The number of hard-to-fill vacancies fell from 31.1% in 2013 to 27.9% in 2015, which is below the national average of 32.9%, and the percentage of these vacancies that were caused by skills shortages reduced from 84.1% in 2013 to 69.5% in 2015.
Despite these positive figures, skills challenges still remain across a range of growing sectors including construction, life sciences, engineering and manufacturing. Hertfordshire’s long term productivity rate of 1.6% per annum has lagged behind the national average of 2.8% per annum from 2004 to 2013. Feedback from employers also indicate ongoing dissatisfaction with the basic and employability skills of education leavers, despite the efforts of education providers to remedy this.
The quantity and quality of current provision

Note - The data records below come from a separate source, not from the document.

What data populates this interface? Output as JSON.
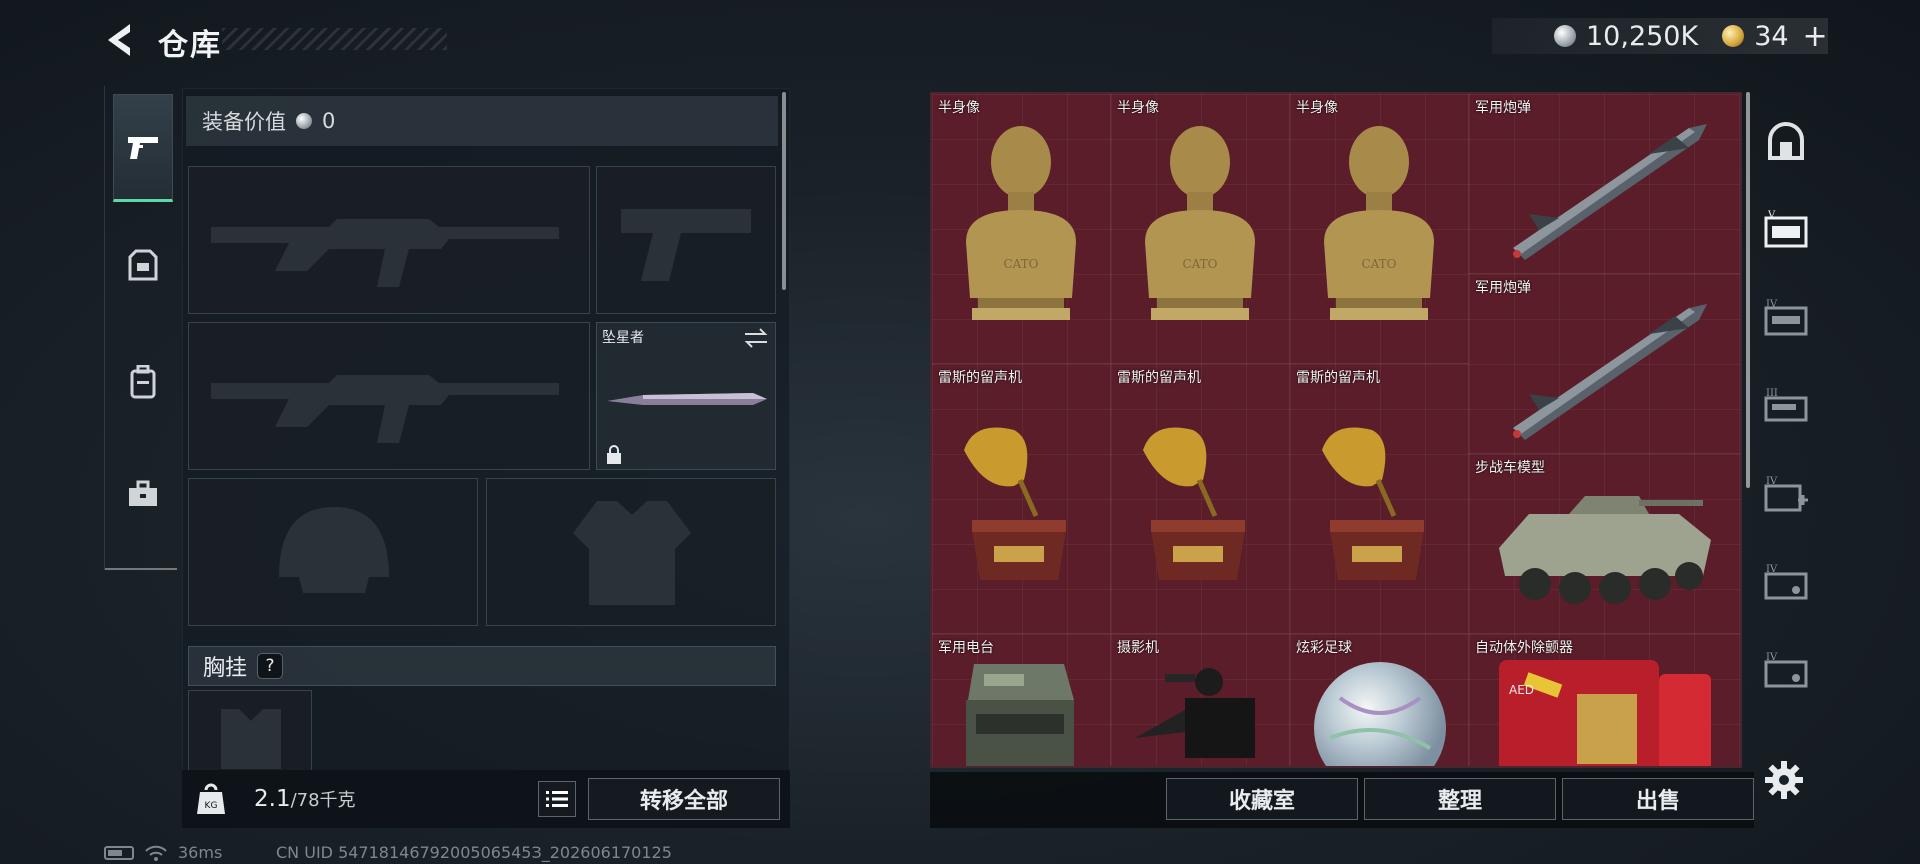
{
  "header": {
    "title": "仓库",
    "currency_silver": "10,250K",
    "currency_gold": "34"
  },
  "categories": [
    {
      "icon": "pistol-icon",
      "active": true
    },
    {
      "icon": "armor-icon",
      "active": false
    },
    {
      "icon": "backpack-icon",
      "active": false
    },
    {
      "icon": "toolbox-icon",
      "active": false
    }
  ],
  "equipment": {
    "value_label": "装备价值",
    "value": "0",
    "melee_name": "坠星者",
    "chest_rig_label": "胸挂",
    "chest_rig_help": "?"
  },
  "weight": {
    "current": "2.1",
    "max": "/78千克",
    "icon_text": "KG"
  },
  "transfer_all_label": "转移全部",
  "warehouse": {
    "items": [
      {
        "name": "半身像",
        "icon": "bust-icon"
      },
      {
        "name": "半身像",
        "icon": "bust-icon"
      },
      {
        "name": "半身像",
        "icon": "bust-icon"
      },
      {
        "name": "军用炮弹",
        "icon": "missile-icon"
      },
      {
        "name": "军用炮弹",
        "icon": "missile-icon"
      },
      {
        "name": "雷斯的留声机",
        "icon": "gramophone-icon"
      },
      {
        "name": "雷斯的留声机",
        "icon": "gramophone-icon"
      },
      {
        "name": "雷斯的留声机",
        "icon": "gramophone-icon"
      },
      {
        "name": "步战车模型",
        "icon": "ifv-model-icon"
      },
      {
        "name": "军用电台",
        "icon": "radio-icon"
      },
      {
        "name": "摄影机",
        "icon": "camera-icon"
      },
      {
        "name": "炫彩足球",
        "icon": "football-icon"
      },
      {
        "name": "自动体外除颤器",
        "icon": "aed-icon"
      }
    ],
    "bust_text": "CATO",
    "aed_text": "AED"
  },
  "filters": [
    {
      "icon": "helmet-filter-icon",
      "tier": ""
    },
    {
      "icon": "weapon-chest-filter-icon",
      "tier": "V"
    },
    {
      "icon": "weapon-case-filter-icon",
      "tier": "IV"
    },
    {
      "icon": "ammo-box-filter-icon",
      "tier": "III"
    },
    {
      "icon": "medkit-filter-icon",
      "tier": "IV"
    },
    {
      "icon": "item-case-filter-icon",
      "tier": "IV"
    },
    {
      "icon": "item-case-filter-icon",
      "tier": "IV"
    }
  ],
  "actions": {
    "collection": "收藏室",
    "organize": "整理",
    "sell": "出售"
  },
  "status": {
    "ping": "36ms",
    "uid": "CN UID 5471814679200506545З_202606170125"
  },
  "colors": {
    "accent_green": "#5fd8a8",
    "grid_red": "#5a1d29",
    "panel_dark": "#141a1f"
  }
}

The number of young people aged 16 to 18 in Hertfordshire will continue to decline up to 2019, however projections indicate an overall 22% increase between 2015 and 2030, creating a need for additional secondary school places throughout the county, which Hertfordshire County Council is currently planning for.

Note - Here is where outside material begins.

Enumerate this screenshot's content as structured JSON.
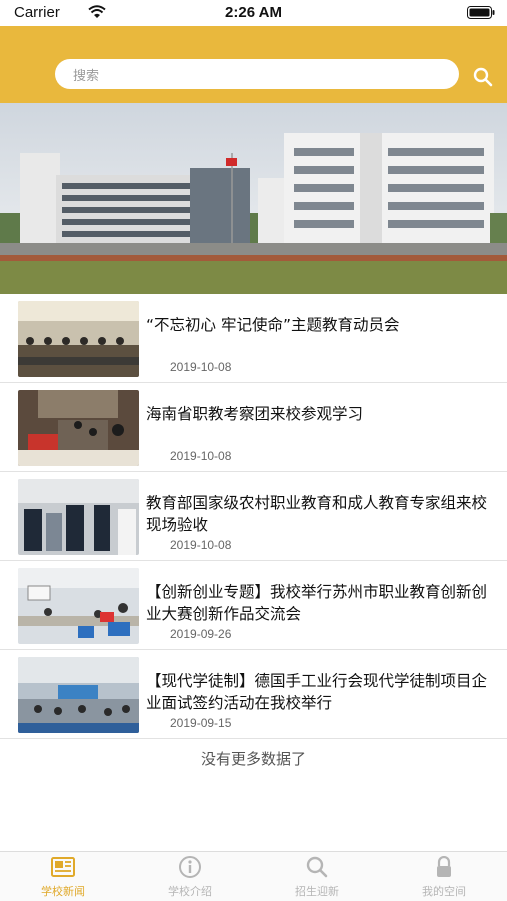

Hertfordshire’s four colleges work in partnership with the University of Hertfordshire to provide level 1 to 7 qualifications across a range of sectors including the priority areas of science, engineering, health and social care, business and professional services, however there is work to be done to make learners aware of the available alternate routes to further education such as higher level and degree level apprenticeships.
The colleges have identified several areas where provision will need to be expanded to meet future skills shortages, including health and social care, science and technology, accounting and finance, high end logistics, retail, film, media and sales. They will work with the LEP to ensure that developments remain aligned to local skill needs and priorities.
The current quality of provision for students with special educational needs and disabilities (SEND) is good throughout the colleges, with Oaklands offering the highest number of funded places at present. However the review indicates an imminent shortage of places for those with the most complex needs, making this an area for further development.
Key areas for change
These include the provision of alternate routes to higher level education for those not intending to attend university, the need to grow apprenticeships within priority sectors, the need for high quality provision that will accommodate the growing population of young people, and the need to ensure the colleges in Hertfordshire are on a strong financial footing.
The Hertfordshire Further Education Area Review Report, College Annex and Data Annex are available to read in full on the DfE website.